An assumption which is currently under question is whether or not ordinary space is itself Euclidean.

Euclidean geometry adheres to Euclid's postulates.

Also see

  • Results about Euclidean geometry can be found here.

Source of Name

This entry was named for Euclid.

Historical Note

Euclidean geometry was initially developed in Greece between about $600$ and $300$ BCE.

It was codified at the end of this period and published as Euclid's The Elements.

As a system, it was regarded as logically sound for some $2000$ years, although there are in fact a number of unstated and concealed assumptions.

David Hilbert re-cast Euclidean geometry in $1899$, in his Grundlagen der Geometrie, which used:

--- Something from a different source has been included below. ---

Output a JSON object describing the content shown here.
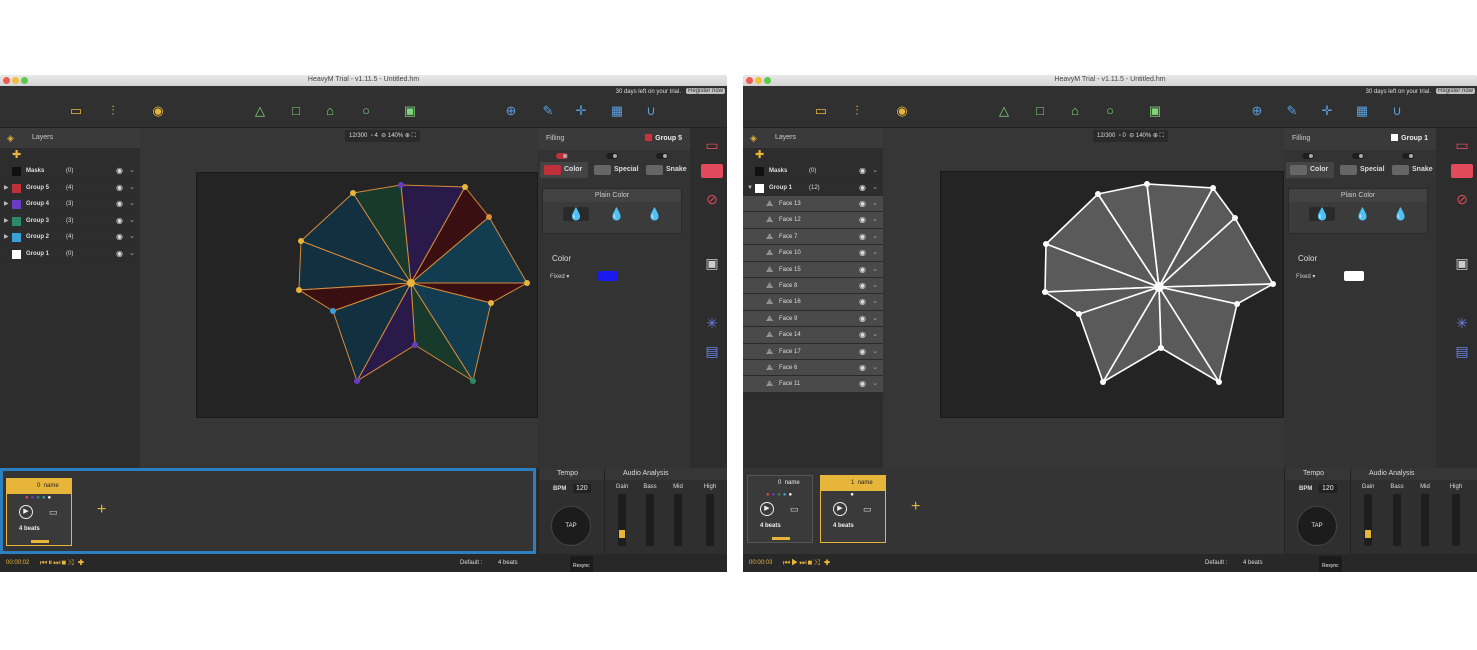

three undefined entities: point, line and plane
$28$ assumptions, known as Hilbert's axioms.